The Library of Congress in Washington D.C. will delve deep into the history of south Lebanon Wednesday with a comprehensive program of talks entitled the Tyre Day Symposium.
Organized by the American Committee for Tyre, one of 13 committees around the world affiliated with Lebanese UNESCO-accredited NGO the International Association to Save Tyre, the symposium coincides with an exhibition of the library’s publications relating to the ancient Phoenician city.
Founded in 1980, the IAST has a primary mission to raise awareness of the rich history of Tyre, whose settlement dates back to 2750BC. It works to safeguard the city’s ruins, which were declared a UNESCO World Heritage Site in 1984, to develop the site and to raise funds for diverse projects that seek to highlight the importance of Tyre’s cultural and archeological legacy.
The association organizes an annual forum at one of the 55 Mediterranean cities that form a league of locations with archaeological vestiges of the Phoenician civilization. This year Washington D.C. will take over.
“The Library of Congress proposed a display of the publications relating to Tyre,” Marie Therese Achkar, executive director of the Ligue des Cites Cananeennes, Pheniciennes et Puniques told The Daily Star. “They have a lot of publications on Tyre that don’t exist in Lebanon or the rest of the world ... We said to ourselves, ‘Why not take this opportunity to hold the forum in Washington?’”
The primary aim of the forum is to raise awareness about Tyre’s history. A panel of international experts on Phoenician civilization is scheduled to give talks to the sizable audience registered to attend the free event.
“We are expecting 1,000 people,” Achkar said. “It’s huge. People are coming from Argentina, from Canada, France, Tunisia, Switzerland, London, Lebanon. A lot of Lebanese Americans are also expected to attend.”
The program will begin at 9 a.m. after breakfast and run through until 3.30 p.m., with a break for lunch. It will be followed by an invitation-only cocktail reception.
Expert speakers from Lebanon, Spain, France, the U.S. and Belgium will discuss topics ranging from Tyre’s Phoenician temple, to the diffusion of the Phoenician alphabet, Tyre’s eight civilizations, Phoenician coins, which were among the first currencies in the world, the city’s famous purple dye, Biblical passages relating to Tyre, Phoenician women and Phoenician wine.
“The symposium aims to make Tyre much better known,” Achkar said. “We have a lot of projects to save the heritage and to [ensure that] the Phoenician civilization becomes known everywhere, because it’s a big civilization and we still have a lot of shadow zones to discover.
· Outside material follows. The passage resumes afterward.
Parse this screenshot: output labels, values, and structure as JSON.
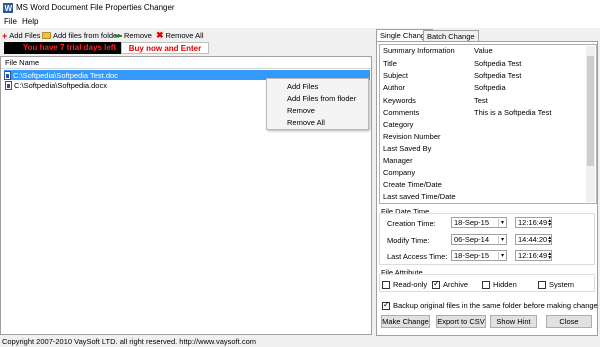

We need to excavate, we need to do studies.
“That’s why we are creating an institute, to do research, and we’re also making a virtual museum and creating a library to collect everything that has been written on the civilization ... The aim is to create a collaboration between researchers, to share their finding.”
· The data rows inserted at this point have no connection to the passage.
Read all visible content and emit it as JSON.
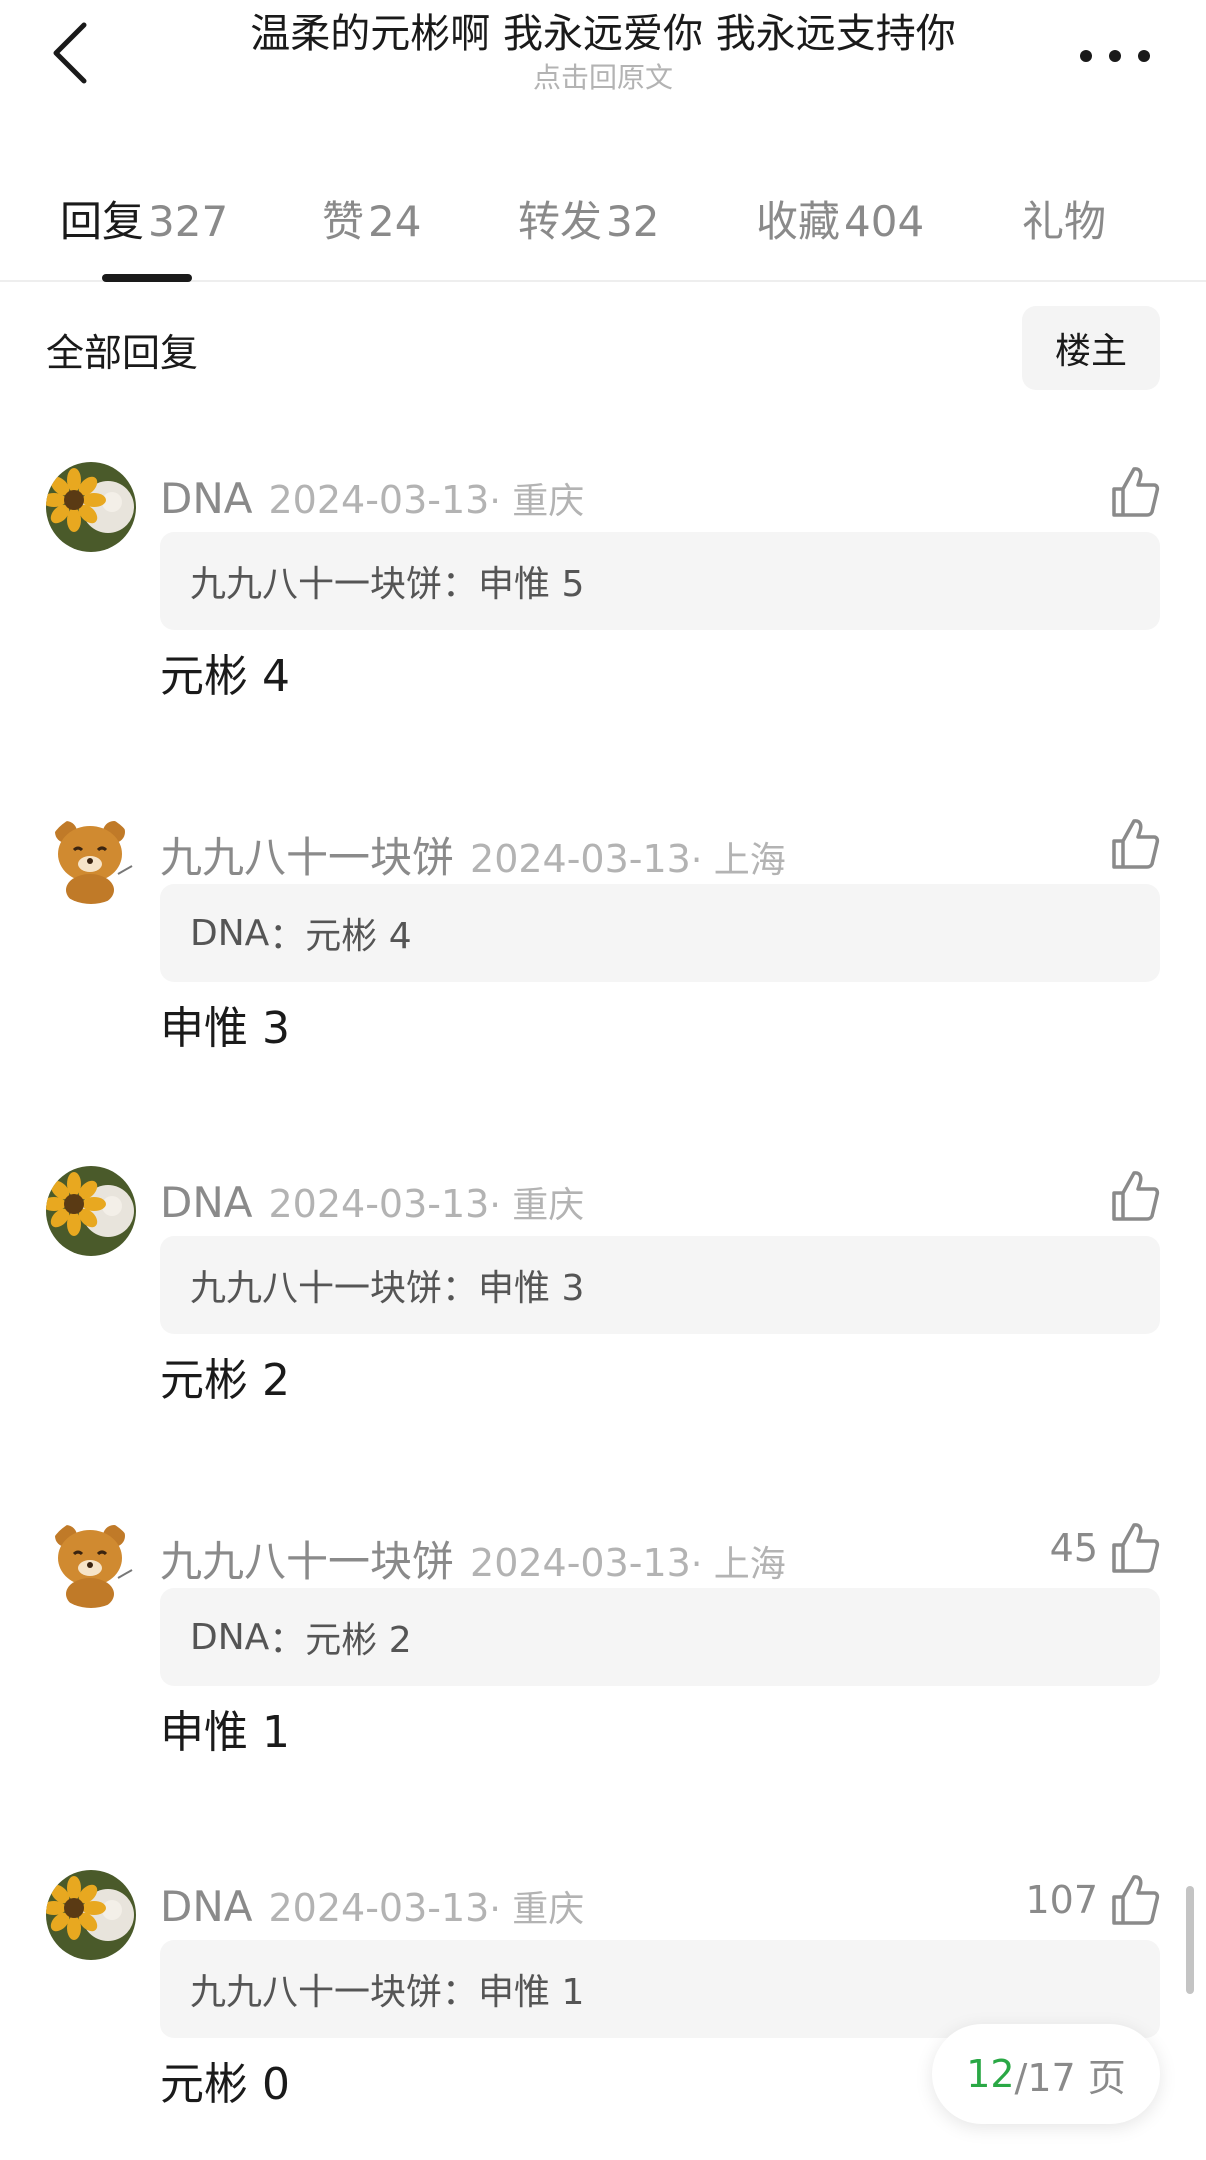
{
  "header": {
    "title": "温柔的元彬啊 我永远爱你 我永远支持你",
    "subtitle": "点击回原文",
    "back_icon": "chevron-left-icon",
    "more_icon": "more-dots-icon"
  },
  "tabs": [
    {
      "label": "回复",
      "count": "327",
      "active": true
    },
    {
      "label": "赞",
      "count": "24"
    },
    {
      "label": "转发",
      "count": "32"
    },
    {
      "label": "收藏",
      "count": "404"
    },
    {
      "label": "礼物",
      "count": ""
    }
  ],
  "filter": {
    "label": "全部回复",
    "op_button": "楼主"
  },
  "comments": [
    {
      "username": "DNA",
      "date": "2024-03-13",
      "location": "· 重庆",
      "likes": "",
      "quote_user": "九九八十一块饼",
      "quote_text": "申惟 5",
      "text": "元彬 4",
      "avatar": "sunflower-avatar"
    },
    {
      "username": "九九八十一块饼",
      "date": "2024-03-13",
      "location": "· 上海",
      "likes": "",
      "quote_user": "DNA",
      "quote_text": "元彬 4",
      "text": "申惟 3",
      "avatar": "bear-avatar"
    },
    {
      "username": "DNA",
      "date": "2024-03-13",
      "location": "· 重庆",
      "likes": "",
      "quote_user": "九九八十一块饼",
      "quote_text": "申惟 3",
      "text": "元彬 2",
      "avatar": "sunflower-avatar"
    },
    {
      "username": "九九八十一块饼",
      "date": "2024-03-13",
      "location": "· 上海",
      "likes": "45",
      "quote_user": "DNA",
      "quote_text": "元彬 2",
      "text": "申惟 1",
      "avatar": "bear-avatar"
    },
    {
      "username": "DNA",
      "date": "2024-03-13",
      "location": "· 重庆",
      "likes": "107",
      "quote_user": "九九八十一块饼",
      "quote_text": "申惟 1",
      "text": "元彬 0",
      "avatar": "sunflower-avatar"
    }
  ],
  "pagination": {
    "current": "12",
    "rest": "/17 页"
  },
  "colors": {
    "accent_green": "#2aa845",
    "text_primary": "#1a1a1a",
    "text_secondary": "#8a8a8a",
    "quote_bg": "#f5f5f5"
  }
}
The establishment of the American Committee for Tyre in 1980 was part of a plan to create a larger global network. “A lot of American researchers and archeologists are very interested by the Phoenicians, because some people are saying they were the first to visit America,” Achkar said. “There’s still a debate on the matter. The reason we created this committee is to encourage researchers to talk to each other and share information. We have one famous American who’s a specialist on wine during the Phoenician period, for example, and another who studies the purple dye.
“[The 13 committees] also aim to raise money, because we have big projects. We have the online virtual museum, which is going to cost us maybe $200,000 and we are trying to reproduce the purple dye. We also have a project to create a handicraft village, to reproduce Phoenician art.”